The exciting Square Kilometre Array (SKA) project – a massively distributed radio telescope being built in South Africa and Australia over five years – has thrust Tellumat’s radio frequency (RF) skills into the public eye once more.
Of near-unprecedented scale in the history of scientific and engineering endeavour, SKA will consist of 2,000 mid-frequency dishes hosted in South Africa, while Australia will host the Low Frequency Array portion, consisting of 1 million antennas.
The huge collecting area will make this telescope 50 times more sensitive than the largest existing radio telescope, giving it the ability to survey the sky thousands of times faster.
The two southern hemisphere countries are supported by ten SKA member countries with consortia from 20 countries contributing to its design & construction.
The MeerKAT array, completed in 2018, is spread over 8 kilometres, 90km from Carnarvon in the Karoo. It consists of 64 off-set Gregorian dishes, and it was in this phase that Tellumat was able to prove its RF mettle.
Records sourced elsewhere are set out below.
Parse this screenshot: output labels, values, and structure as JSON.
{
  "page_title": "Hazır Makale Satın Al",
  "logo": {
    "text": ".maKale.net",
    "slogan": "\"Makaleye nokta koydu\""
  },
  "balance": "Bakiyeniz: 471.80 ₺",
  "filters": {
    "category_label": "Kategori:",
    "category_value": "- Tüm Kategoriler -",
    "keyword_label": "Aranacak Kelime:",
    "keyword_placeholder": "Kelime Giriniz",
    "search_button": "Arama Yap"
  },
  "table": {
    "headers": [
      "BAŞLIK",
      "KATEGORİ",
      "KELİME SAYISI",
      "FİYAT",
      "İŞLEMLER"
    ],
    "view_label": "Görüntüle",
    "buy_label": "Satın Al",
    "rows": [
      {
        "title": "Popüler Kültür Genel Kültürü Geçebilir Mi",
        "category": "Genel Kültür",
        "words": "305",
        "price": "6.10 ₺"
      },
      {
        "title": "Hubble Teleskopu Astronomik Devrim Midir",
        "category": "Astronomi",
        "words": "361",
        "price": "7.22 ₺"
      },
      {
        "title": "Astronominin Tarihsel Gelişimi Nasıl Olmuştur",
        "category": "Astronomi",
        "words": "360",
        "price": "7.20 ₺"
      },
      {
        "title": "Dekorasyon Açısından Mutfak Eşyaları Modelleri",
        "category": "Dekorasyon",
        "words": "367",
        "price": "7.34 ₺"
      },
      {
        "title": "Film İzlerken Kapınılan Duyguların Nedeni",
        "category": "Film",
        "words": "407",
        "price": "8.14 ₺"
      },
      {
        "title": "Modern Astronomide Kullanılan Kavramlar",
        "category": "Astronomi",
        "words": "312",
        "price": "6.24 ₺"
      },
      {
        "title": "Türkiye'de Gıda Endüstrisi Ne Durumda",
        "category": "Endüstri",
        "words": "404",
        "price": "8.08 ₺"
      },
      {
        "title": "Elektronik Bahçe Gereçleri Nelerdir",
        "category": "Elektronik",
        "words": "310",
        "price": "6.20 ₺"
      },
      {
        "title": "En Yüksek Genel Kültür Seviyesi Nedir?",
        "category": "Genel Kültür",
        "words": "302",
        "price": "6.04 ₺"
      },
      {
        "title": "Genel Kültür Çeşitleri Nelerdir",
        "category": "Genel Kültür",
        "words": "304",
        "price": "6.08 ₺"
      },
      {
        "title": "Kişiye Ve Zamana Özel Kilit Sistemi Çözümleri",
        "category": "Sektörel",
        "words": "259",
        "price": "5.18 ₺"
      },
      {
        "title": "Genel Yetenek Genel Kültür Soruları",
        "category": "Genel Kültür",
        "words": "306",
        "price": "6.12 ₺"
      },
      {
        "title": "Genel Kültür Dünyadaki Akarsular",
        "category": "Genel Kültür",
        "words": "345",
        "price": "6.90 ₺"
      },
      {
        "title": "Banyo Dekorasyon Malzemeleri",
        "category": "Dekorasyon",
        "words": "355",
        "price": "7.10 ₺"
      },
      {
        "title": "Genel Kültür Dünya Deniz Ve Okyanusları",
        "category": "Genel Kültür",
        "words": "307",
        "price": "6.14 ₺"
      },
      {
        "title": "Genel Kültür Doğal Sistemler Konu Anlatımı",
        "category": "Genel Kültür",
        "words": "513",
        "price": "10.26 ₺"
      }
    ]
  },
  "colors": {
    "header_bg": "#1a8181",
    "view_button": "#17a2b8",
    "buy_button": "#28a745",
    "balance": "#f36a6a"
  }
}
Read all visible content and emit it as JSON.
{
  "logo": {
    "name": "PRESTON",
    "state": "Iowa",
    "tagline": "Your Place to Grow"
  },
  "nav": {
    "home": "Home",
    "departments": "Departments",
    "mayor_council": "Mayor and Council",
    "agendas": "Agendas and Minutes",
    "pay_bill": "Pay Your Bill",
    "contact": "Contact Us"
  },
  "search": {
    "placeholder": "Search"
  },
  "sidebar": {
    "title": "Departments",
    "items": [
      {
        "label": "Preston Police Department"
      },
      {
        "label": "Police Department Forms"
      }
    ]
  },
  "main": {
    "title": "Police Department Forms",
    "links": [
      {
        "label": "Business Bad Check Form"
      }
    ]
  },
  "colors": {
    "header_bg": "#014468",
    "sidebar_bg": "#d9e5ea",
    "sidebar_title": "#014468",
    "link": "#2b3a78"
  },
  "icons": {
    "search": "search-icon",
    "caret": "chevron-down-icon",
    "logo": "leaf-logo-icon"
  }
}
MeerKAT is a proof-of-concept precursor to SKA.
Both MeerKAT (and SKA) can observe radio sources in several frequency ranges, and Tellumat was involved in MeerKAT’s L-Band receiver, which operates in the 900 to 1670 MHz frequency range. The company designed and manufactured 140 Radio Frequency Conditioning Units (RFCUs) and spare parts for the 64 dishes making up the array.
Tellumat provided consulting services in 2010, during the design phase of MeerKAT – studying design options and recommending the best arrangement and specifications for the receiver – including defining the required modules and the RF interfaces between modules.
A telescopic observation can last as long as 20 minutes, meaning the receiver (including the RFCU) must perform consistently despite potential temperature changes. To minimise variations due to temperature, the RFCU module was housed in a heavy-based aluminium housing.
The RFCU pre-conditions the received signal before digitisation. Its internal functions include amplification (which can be remotely configured), filtering out unwanted signals, monitoring on-board temperature and signal levels to enable remote fault sensing, and providing high-speed signal overload protection to protect the downstream digitisation circuitry. To further enhance performance, Tellumat’s solution also minimises internally generated noise which could corrupt the weak signals being received.
As high-powered satellites and aircraft operate above the dishes, the design had to cater for very strong signals falling within the receive band of the system, without distorting the very weak signals being observed.
Tellumat’s solution complied fully with requirements, thanks to the company’s involvement at RF system specification stage.
The company used computer modelling to run a very short development cycle, mitigating the risk of delivery delays.
The on-site environmental testing facilities at Tellumat further enabled Tellumat engineers to conduct extensive temperature testing to ensure the required performance stability at temperature extremes.
Being the first of four designs for different frequency bands (and on a new telescope) the solution had a significant risk of failure, however Tellumat engineers relied strongly on their past experience of radio telescope receiver design, which it gained during its involvement with the XDM and KAT-7 pathfinder telescopes in 2006-2009, resulting in success.